ACTIVITY
Output nothing but the lines from the line with "Extract the structured" through the end of the listing below, both ends included.

--- SUPPLIED INFORMATION Enclosed Below ---

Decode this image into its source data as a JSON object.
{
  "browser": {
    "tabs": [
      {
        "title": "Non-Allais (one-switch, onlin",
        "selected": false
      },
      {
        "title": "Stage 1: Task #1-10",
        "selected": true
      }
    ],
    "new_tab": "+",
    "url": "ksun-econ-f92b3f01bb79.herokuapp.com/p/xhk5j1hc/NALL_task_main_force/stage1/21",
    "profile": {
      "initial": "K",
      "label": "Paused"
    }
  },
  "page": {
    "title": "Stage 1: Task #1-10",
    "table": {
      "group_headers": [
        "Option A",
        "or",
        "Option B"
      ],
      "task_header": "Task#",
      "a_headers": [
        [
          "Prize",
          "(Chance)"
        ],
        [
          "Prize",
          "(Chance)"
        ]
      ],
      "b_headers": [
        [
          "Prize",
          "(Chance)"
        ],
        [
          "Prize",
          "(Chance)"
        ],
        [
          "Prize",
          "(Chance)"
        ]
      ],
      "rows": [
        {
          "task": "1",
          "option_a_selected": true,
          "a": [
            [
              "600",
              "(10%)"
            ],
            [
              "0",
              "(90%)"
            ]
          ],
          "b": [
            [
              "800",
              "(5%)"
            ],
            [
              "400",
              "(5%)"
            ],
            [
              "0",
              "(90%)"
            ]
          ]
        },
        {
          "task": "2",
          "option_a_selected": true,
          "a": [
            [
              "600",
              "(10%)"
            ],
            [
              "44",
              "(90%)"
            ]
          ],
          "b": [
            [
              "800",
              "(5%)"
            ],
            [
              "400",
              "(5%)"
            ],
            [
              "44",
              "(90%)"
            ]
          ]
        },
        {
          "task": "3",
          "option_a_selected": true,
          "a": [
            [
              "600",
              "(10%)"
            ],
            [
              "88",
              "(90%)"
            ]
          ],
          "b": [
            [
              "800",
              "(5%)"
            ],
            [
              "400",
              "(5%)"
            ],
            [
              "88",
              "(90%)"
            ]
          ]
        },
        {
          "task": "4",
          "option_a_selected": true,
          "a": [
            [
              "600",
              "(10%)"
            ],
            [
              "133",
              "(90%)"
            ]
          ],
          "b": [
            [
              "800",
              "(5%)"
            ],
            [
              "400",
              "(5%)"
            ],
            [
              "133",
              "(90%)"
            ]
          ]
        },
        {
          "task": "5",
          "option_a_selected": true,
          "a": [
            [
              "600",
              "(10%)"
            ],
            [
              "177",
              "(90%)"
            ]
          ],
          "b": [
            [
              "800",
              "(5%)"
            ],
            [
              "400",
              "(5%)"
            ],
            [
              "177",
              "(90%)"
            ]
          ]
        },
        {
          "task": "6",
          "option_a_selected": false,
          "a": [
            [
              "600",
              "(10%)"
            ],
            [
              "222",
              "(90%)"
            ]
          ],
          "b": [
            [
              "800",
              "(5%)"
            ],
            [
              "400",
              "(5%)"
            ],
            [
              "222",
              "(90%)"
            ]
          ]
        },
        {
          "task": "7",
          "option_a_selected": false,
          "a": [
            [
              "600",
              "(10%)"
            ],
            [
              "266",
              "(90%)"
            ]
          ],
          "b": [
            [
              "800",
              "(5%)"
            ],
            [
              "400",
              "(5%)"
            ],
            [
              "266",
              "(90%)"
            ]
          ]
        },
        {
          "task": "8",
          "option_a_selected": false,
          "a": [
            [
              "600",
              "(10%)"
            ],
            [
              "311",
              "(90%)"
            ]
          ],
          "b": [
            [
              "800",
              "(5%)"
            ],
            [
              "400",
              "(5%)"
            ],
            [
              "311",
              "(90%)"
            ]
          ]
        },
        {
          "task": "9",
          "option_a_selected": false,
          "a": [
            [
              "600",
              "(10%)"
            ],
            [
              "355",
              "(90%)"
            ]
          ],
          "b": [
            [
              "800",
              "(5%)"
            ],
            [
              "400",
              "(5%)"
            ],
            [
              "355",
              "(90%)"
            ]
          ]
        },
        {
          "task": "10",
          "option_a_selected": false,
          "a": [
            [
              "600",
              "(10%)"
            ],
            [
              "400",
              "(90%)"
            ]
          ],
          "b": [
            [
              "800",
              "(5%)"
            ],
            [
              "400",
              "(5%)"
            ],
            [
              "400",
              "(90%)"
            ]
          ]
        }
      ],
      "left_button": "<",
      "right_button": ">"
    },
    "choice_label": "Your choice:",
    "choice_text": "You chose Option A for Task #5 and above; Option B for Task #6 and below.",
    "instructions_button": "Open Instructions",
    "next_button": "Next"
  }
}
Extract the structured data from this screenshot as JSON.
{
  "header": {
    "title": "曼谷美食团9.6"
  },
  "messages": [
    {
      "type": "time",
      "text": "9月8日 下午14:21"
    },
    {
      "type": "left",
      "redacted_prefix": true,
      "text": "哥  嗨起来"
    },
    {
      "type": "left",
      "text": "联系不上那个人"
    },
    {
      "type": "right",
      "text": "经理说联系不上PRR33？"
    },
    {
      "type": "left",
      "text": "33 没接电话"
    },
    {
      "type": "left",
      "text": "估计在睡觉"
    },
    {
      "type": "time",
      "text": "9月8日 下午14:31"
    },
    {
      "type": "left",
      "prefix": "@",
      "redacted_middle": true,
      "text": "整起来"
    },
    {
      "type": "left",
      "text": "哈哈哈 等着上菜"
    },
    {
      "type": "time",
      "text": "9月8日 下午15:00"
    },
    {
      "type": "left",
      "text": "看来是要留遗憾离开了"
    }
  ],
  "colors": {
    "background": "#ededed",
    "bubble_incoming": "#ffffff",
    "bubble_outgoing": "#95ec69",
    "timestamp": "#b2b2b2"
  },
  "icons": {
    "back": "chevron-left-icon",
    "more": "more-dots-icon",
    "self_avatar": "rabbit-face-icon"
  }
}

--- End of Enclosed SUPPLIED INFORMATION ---

RESULT
Extract the structured data from this screenshot as JSON.
{
  "header": {
    "title": "曼谷美食团9.6"
  },
  "messages": [
    {
      "type": "time",
      "text": "9月8日 下午14:21"
    },
    {
      "type": "left",
      "redacted_prefix": true,
      "text": "哥  嗨起来"
    },
    {
      "type": "left",
      "text": "联系不上那个人"
    },
    {
      "type": "right",
      "text": "经理说联系不上PRR33？"
    },
    {
      "type": "left",
      "text": "33 没接电话"
    },
    {
      "type": "left",
      "text": "估计在睡觉"
    },
    {
      "type": "time",
      "text": "9月8日 下午14:31"
    },
    {
      "type": "left",
      "prefix": "@",
      "redacted_middle": true,
      "text": "整起来"
    },
    {
      "type": "left",
      "text": "哈哈哈 等着上菜"
    },
    {
      "type": "time",
      "text": "9月8日 下午15:00"
    },
    {
      "type": "left",
      "text": "看来是要留遗憾离开了"
    }
  ],
  "colors": {
    "background": "#ededed",
    "bubble_incoming": "#ffffff",
    "bubble_outgoing": "#95ec69",
    "timestamp": "#b2b2b2"
  },
  "icons": {
    "back": "chevron-left-icon",
    "more": "more-dots-icon",
    "self_avatar": "rabbit-face-icon"
  }
}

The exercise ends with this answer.